Rule 2: One region is selected

We'll add another rule for one region being selected. The logic will be the same as the first rule, but we'll use the "selected regions" Data Variable.

Default Rule

## 📘

Branches are evaluated by the Waterfall Method, one at a time from the top-down, so the order of the rules in the Branch is important. If rule #1 is true, then that corresponding text is written. If rule #1 is false, then rule #2 is evaluated, and so on. If no rules are true, the default rule is written. Structure the most rare rules at the top of the Branch. The later rules can become more general because in order for them to be evaluated the preceding rules had to be false.

The only other scenario if more than one state is selected and more than one region is selected is that nothing is selected. So we'll write insight #1 as the default rule.

## Inserting Data

Now that the logic in the Branch is constructed, we'll add what we want to write in those scenarios. In the first rule, if one state is selected, we want to write insight #3. As we write the sentence, we'll insert the appropriate Data Variables.

## 📘

Data Variables in a Template will show an example of the data based on the data table when it was first added to Wordsmith. The examples are static and will not change in Branch logic or as the data in the dashboard changes. The examples are intended to make writing easier. To see what narrative will actually be written in different data scenarios, use the Data Tester in the toolbar on the left.

If more than one state is selected, then the first rule is false, so we'll move down to the second rule.
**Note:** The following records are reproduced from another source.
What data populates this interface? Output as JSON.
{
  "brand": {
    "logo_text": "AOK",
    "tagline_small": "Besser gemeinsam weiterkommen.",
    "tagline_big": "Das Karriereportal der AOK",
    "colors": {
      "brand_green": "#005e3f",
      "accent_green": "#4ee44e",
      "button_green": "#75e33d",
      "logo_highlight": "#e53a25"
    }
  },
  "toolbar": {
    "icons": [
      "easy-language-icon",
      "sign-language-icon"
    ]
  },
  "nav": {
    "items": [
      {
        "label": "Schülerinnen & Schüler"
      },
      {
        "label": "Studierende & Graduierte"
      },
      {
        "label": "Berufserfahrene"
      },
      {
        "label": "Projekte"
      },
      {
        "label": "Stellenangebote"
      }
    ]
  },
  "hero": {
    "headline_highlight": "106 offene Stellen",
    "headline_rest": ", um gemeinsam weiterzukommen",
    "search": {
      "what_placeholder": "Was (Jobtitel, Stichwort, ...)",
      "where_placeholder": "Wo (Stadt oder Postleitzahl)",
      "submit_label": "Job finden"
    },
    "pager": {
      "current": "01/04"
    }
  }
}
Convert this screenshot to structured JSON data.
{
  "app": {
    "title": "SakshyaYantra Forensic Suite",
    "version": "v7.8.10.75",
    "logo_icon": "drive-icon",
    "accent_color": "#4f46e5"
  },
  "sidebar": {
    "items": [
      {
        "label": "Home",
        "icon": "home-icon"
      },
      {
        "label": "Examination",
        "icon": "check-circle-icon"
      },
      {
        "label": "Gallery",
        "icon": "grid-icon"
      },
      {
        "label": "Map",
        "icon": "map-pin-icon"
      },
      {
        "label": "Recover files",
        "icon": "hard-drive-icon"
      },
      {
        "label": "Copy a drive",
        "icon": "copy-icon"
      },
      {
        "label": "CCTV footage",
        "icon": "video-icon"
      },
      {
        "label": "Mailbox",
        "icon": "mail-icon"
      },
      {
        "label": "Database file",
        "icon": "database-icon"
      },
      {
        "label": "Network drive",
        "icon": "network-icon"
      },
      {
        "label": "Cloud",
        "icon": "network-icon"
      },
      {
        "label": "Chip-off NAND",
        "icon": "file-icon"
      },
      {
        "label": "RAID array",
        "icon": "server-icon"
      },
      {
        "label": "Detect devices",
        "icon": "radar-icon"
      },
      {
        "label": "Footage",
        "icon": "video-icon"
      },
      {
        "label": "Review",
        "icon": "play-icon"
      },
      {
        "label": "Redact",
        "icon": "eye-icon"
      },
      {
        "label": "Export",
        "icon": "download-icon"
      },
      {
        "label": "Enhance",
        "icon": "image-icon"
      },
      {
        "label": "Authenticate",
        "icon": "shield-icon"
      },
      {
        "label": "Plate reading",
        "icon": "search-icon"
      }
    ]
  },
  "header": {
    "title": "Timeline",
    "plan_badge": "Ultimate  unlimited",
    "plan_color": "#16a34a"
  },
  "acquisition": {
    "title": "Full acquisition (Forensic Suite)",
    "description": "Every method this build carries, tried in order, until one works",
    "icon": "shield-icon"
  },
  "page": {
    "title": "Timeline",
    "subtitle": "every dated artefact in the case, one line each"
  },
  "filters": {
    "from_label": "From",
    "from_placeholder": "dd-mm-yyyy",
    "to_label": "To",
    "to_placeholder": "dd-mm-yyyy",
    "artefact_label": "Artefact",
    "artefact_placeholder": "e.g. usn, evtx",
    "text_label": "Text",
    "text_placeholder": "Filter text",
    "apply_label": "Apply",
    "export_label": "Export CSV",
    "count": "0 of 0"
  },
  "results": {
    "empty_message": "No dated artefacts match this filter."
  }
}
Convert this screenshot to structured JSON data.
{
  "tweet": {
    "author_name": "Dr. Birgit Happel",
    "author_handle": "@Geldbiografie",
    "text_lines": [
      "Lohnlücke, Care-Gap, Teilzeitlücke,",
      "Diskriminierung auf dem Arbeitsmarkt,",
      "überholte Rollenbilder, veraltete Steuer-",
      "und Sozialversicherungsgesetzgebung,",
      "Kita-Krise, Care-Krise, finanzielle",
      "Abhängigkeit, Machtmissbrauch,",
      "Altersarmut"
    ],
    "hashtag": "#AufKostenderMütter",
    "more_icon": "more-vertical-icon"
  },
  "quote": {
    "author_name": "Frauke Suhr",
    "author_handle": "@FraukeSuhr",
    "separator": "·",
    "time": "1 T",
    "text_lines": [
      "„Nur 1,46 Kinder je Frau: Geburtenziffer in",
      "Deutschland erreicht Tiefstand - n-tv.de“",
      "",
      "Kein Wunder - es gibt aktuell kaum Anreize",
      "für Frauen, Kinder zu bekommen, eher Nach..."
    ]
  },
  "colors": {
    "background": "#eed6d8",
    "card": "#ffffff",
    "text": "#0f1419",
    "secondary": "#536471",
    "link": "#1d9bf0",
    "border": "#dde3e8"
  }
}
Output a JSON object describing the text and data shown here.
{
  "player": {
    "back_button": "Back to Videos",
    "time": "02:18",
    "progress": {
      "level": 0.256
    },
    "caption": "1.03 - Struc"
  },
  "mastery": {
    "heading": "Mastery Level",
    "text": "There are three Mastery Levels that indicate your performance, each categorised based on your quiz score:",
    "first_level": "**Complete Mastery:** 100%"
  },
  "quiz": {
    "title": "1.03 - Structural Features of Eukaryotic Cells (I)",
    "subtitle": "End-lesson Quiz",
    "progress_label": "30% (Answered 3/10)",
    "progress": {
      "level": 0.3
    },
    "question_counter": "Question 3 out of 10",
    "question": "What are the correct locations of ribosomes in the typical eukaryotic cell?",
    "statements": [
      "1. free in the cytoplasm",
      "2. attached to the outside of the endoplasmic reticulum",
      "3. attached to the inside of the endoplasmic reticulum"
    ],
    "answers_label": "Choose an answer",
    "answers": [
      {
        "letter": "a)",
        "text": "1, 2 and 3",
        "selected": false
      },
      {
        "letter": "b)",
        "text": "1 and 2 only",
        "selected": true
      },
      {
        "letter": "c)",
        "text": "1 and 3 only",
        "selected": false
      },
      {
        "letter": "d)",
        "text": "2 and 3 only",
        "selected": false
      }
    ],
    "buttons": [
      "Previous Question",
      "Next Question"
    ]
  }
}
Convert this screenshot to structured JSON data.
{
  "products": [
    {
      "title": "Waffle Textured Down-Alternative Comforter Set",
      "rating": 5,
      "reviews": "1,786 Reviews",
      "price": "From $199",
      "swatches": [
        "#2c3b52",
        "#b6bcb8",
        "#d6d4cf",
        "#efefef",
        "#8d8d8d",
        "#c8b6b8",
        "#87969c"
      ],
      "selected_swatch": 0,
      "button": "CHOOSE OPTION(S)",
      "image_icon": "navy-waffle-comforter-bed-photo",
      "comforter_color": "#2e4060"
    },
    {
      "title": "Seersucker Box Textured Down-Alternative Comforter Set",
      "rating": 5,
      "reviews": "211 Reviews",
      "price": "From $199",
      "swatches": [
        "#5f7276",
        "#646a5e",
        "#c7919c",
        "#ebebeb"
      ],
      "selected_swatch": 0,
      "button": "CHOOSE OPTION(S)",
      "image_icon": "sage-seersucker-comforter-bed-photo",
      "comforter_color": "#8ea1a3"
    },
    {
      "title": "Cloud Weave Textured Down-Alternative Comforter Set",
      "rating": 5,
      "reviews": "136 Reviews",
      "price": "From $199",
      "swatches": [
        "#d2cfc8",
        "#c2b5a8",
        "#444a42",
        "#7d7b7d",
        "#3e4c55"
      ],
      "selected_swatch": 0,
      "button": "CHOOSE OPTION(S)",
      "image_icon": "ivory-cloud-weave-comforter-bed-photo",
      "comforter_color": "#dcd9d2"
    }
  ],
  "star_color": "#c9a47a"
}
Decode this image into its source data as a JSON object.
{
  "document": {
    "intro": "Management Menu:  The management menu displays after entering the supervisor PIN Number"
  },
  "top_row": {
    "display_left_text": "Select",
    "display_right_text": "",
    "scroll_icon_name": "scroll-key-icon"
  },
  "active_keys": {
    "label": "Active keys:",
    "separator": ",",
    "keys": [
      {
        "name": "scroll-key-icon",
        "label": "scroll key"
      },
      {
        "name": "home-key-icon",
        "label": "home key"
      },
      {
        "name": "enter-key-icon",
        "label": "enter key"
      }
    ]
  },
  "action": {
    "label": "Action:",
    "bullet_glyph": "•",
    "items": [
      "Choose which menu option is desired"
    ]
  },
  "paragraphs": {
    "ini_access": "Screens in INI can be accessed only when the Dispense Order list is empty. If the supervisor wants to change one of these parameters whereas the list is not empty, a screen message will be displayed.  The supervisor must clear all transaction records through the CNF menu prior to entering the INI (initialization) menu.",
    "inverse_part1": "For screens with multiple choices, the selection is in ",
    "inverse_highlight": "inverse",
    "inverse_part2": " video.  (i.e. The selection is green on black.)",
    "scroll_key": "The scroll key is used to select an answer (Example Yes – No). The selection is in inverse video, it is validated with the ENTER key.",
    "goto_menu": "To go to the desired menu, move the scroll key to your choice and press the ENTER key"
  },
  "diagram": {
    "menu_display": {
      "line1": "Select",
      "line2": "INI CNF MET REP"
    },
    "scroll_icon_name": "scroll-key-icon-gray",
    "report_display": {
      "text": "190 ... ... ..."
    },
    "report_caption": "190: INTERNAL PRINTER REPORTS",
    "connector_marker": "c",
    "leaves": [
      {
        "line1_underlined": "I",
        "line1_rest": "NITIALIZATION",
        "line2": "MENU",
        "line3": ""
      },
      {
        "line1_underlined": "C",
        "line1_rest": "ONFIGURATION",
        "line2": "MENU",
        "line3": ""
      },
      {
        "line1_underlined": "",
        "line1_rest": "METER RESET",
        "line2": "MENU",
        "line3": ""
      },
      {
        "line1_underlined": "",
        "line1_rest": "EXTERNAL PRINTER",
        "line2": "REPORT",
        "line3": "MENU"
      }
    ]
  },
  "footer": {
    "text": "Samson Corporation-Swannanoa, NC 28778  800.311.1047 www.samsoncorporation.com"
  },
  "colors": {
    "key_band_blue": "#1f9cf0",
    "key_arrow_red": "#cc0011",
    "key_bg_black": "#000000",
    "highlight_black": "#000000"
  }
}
If one region is selected, we want to write insight #2.

And if both the first and second rules are false, then we know nothing is selected, and we want to write insight #1.

## Dashboard

To see this Branch in the dashboard, refresh the narrative and click on a region in the States Overdue bar graph and then a state in the Outstanding Loans map.